The present invention also embodies a transitional angle inward and upward toward the axis creating an interior section of the cutter known as the dish 29, 31 and 32. One embodiment of the invention includes a dish made up of a straight line 29 and another embodiment includes a dish with a concave line 30, 31 and 32. This improvement reduces and, at times, eliminates squalls, chatter and vibration and also produces a marked improvement in the bottom finish of a work piece.

Yet another improvement embodied in the present invention is a unique design for grooved chipbreakers. The grooves found in traditional groove type chipbreakers consists simply of curved depressions milled into the peripheral cutting teeth, across the margin and through the primary and secondary relief walls. FIG. 8A. The peripheral edges of these traditional grooves initially form a straight 90° angle which then begins to curve inwardly and upwardly toward the opposite side of the groove.

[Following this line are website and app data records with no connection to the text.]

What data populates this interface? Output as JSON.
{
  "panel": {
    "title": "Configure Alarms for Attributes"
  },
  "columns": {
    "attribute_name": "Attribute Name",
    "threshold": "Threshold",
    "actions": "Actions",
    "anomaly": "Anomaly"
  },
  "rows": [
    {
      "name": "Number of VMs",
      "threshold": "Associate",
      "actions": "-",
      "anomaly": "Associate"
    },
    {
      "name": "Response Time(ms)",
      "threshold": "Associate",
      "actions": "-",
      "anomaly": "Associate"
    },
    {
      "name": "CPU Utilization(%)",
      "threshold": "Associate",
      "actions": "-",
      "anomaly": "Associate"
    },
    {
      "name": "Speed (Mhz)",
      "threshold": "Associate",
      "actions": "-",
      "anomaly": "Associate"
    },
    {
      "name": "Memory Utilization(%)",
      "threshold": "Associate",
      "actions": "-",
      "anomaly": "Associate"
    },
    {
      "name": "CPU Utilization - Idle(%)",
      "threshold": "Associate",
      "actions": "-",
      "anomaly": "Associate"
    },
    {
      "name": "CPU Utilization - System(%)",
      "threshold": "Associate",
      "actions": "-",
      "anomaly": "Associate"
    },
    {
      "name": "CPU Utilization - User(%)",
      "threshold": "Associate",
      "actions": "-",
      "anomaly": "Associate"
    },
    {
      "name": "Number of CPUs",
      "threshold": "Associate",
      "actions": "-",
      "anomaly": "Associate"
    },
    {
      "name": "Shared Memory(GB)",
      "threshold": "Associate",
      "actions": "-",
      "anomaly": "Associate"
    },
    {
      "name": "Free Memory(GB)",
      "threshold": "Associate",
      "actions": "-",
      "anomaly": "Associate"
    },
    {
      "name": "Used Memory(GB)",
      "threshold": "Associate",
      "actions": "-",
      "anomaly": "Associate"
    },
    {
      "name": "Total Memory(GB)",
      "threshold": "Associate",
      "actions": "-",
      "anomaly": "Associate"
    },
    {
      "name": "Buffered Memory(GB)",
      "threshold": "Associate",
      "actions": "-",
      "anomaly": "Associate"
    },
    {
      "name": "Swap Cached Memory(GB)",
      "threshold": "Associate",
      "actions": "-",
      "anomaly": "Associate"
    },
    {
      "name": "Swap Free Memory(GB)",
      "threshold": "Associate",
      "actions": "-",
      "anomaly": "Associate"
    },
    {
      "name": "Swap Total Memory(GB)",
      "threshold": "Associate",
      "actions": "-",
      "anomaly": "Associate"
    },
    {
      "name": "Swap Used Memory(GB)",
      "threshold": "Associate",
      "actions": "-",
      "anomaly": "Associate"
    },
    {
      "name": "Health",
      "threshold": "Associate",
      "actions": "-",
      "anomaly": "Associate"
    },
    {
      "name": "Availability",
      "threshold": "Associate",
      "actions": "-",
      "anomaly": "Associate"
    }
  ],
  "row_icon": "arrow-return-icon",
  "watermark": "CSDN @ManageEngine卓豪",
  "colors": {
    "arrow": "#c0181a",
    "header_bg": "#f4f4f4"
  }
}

As preferably embodied in the present invention, the peripheral corners of each groove are curved inwardly 34 instead of a 90° angle. These rounded or curved peripheral corners have resulted in achieving more than a 30 percent improvement in the load created by traditional chipbreaker devices. This improvement from the prior art also results in smaller chips which, in turn, results in reduced chip volume and a freer cutting end mill that is able to remain stable at high machine rates. In addition to being found on the peripheral edges of the cutting teeth, these chipbreakers can also be employed in the dish section of the end cutting edge 37.

Today's end mills are limited to four or less cubic inches per minute per horsepower of metal removal. The present invention allows for greater cubic inches per minute of metal removal per horsepower than any end mill on the market. This is achieved in part, because the invention allows more of the cutting flute to be engaged in the work material at very high speeds than previous inventions. The invention demonstrates that cubic inch/minute metal removal rates exceeding five per horsepower are common. In some instances, the invention demonstrates the ability to achieve 8.01 cubic inches per minute, per horsepower.

Further, a preferred embodiment of the present invention utilizes ultra-fine microgram tungsten carbide materials with a cobalt content which varies throughout the length of the end mill. The use of this type of material allows end mill manufacturers to add or decrease strength and rigidity in the end mill itself to reduce the cost of the end mills, while at the same time allowing the manufacturer to design mills with added strength in either the terminal end or lower shank sections to meet desired applications. Moreover, by utilizing the aforementioned materials, manufacturers can create a mill which facilitates adhesion of diamond-based coatings of the cutting teeth for use in extremely hard work materials.

While this invention has been described in its best mode and preferred embodiment, these descriptions have been made by way of example only. The invention is not limited to said best modes and preferred embodiments, but rather must be measured by the scope and spirit of the appended claims.